The exaggerated expectation that the Islamists will miraculously solve the country’s problems, coupled with the failure of Egyptian President Mohammad Morsi to fulfill his “100 day promise,”—the period of time in which the president promised to solve many of the country’s critical issues—has only made things worse for the Muslim Brotherhood.
Recently, the anger directed at the new government– as highlighted by various demonstrations —reached a fever pitch, and has been causing grave concern for the MB. In such a scenario, it is not such a stretch to think that the MB might’ve reached out to their sister organization, Hamas, to help them out by employing some diversion tactics. 
Flooding Israel with rocket attacks in order to galvanize an Israeli retaliation would provide a great distraction for Egyptians. Refocusing the populace’s attention onto their Palestinian brethren would result in quelling the mounting public pressure against the MB. 
It’s important to note that both groups share the common ideological belief of destroying Israel. Leading members of Hamas have already publicly expressed allegiance to the supreme ruler (“Murshed”) of the Muslim Brotherhood.
Many Egyptians were outraged that while Egypt is embroiled in both economic and fuel crises, the MB chose to give gas as well as financial aid to the Gazans. Furthermore, many in the country were vehemently opposed to opening the border with Gaza after members of the radical Palestinian Islamic groups infiltrated Sinai and killed 16 Egyptian soldiers. A military confrontation between Israel and Gaza, therefore, would provide the MB with a justification for both funneling financial aid to Gazans and opening its borders.
Ultimately, the more Palestinians that enter Sinai, the better the chance that the Muslim Brotherhood will maintain power in Egypt. Military-trained Hamas sympathizers will be prepared at any given time to assist the MB in combating a public uprising – a very likely scenario – by Egypt’s citizens.
However, many Egyptians - as observed on mainstream Arabic media and on Internet social networks – have not been distracted by the Gaza issue and are still heavily criticizing the MB for mismanagement of their country. The recent deaths of more than 50 schoolchildren in a train accident in the south of Egypt further angered people, since the MB was seen as caring more about the Gazan’s fate than the families who lost their children. In the last few days, Facebook and Twitter were full of comparisons between the MB’s affectionate reactions toward Gaza and the lack of proper attention toward the Egyptians themselves. For many, their suspicions have been confirmed that the MB loyalty lies with the Palestinians and not with the Egyptian people.
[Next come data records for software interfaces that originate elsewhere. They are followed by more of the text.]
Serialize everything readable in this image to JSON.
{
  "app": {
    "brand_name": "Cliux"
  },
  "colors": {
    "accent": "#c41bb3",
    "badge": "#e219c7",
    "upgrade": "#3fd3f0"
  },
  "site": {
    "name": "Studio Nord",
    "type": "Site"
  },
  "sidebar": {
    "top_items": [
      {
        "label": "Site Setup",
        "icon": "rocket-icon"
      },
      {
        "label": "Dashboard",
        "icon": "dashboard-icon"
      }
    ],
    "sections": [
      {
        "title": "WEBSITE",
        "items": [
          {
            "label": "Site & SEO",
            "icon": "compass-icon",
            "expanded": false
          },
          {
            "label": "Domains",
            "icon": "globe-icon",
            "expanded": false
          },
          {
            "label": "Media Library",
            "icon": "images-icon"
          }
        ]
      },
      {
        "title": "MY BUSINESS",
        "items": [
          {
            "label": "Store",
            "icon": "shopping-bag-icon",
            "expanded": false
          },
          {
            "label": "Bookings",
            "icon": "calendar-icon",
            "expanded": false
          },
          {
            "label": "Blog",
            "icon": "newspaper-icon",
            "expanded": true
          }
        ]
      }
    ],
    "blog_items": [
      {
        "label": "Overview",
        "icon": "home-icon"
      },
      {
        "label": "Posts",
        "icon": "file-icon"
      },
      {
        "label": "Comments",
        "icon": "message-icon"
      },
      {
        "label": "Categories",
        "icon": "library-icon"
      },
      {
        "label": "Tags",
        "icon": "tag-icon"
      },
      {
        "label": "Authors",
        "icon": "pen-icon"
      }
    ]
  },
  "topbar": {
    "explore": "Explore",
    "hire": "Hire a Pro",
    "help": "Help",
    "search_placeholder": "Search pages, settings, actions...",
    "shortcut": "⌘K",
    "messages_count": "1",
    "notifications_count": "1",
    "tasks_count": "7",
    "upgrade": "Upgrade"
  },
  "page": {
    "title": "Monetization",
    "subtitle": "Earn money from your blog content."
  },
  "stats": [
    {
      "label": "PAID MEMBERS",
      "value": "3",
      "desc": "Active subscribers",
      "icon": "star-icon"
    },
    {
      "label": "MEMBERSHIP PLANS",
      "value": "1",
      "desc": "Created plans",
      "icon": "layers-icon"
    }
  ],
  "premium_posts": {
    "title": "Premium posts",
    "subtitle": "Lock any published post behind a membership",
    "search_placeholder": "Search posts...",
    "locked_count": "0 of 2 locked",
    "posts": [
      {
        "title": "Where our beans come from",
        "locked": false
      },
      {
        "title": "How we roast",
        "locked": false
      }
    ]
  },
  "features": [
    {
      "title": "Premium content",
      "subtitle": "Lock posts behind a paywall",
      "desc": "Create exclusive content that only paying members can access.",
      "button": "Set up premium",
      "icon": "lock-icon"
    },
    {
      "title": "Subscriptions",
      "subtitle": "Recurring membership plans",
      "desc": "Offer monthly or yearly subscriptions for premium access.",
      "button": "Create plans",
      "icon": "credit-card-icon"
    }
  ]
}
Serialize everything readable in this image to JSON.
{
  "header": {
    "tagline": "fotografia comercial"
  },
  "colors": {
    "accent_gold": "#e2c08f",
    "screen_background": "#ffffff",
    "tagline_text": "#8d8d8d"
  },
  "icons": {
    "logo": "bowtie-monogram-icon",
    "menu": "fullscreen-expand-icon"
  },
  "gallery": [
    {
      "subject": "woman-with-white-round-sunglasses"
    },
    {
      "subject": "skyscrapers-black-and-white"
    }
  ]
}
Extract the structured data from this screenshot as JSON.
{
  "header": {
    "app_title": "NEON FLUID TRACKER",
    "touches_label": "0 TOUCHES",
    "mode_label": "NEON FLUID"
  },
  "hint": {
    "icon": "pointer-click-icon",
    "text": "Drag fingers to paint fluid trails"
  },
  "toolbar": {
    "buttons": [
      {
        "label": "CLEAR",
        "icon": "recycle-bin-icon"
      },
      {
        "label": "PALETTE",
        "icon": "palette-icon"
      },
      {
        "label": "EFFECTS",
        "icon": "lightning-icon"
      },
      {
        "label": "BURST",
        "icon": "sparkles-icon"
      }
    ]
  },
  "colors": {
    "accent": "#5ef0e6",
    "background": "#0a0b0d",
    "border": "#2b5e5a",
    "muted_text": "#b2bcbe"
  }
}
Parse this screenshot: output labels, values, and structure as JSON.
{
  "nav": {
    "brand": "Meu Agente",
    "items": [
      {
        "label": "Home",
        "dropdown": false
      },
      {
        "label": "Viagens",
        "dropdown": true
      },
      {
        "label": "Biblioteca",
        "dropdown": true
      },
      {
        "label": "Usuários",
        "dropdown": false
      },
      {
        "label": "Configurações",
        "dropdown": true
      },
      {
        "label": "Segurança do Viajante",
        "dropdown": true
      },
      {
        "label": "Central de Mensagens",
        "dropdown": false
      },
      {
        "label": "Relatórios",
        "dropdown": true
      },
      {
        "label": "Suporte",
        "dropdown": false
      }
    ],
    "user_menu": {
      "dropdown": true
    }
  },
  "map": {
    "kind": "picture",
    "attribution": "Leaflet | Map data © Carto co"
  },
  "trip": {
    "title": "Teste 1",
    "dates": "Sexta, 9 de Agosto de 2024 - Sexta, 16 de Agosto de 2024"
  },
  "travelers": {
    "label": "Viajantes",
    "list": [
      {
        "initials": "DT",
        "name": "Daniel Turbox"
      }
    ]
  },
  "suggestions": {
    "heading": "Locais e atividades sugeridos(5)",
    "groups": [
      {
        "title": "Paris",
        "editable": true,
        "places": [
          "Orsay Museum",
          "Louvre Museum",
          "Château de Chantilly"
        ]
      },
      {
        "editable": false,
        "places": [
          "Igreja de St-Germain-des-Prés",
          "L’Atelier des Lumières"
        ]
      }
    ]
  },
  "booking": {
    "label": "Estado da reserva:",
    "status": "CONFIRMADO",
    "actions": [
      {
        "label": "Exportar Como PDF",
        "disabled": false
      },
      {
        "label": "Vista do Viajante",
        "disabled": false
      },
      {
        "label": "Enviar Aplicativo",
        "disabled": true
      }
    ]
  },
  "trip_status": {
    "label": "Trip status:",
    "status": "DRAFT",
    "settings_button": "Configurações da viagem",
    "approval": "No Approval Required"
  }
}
If the MB had indeed devised a scheme to ignite a clash between Hamas and Israel as a way of diversion, the Egypt people’s reaction demonstrates that it might just have backfired.
The writer is an Islamic thinker and reformer, and a one-time Islamic extremist from Egypt. He was a member of the terrorist organization JI with Dr. Ayman al-Zawahiri, who later became the second-in-command of al-Qaida. He is currently a senior fellow and chairman of the study of Islamic radicalism at the Potomac Institute for Policy Studies.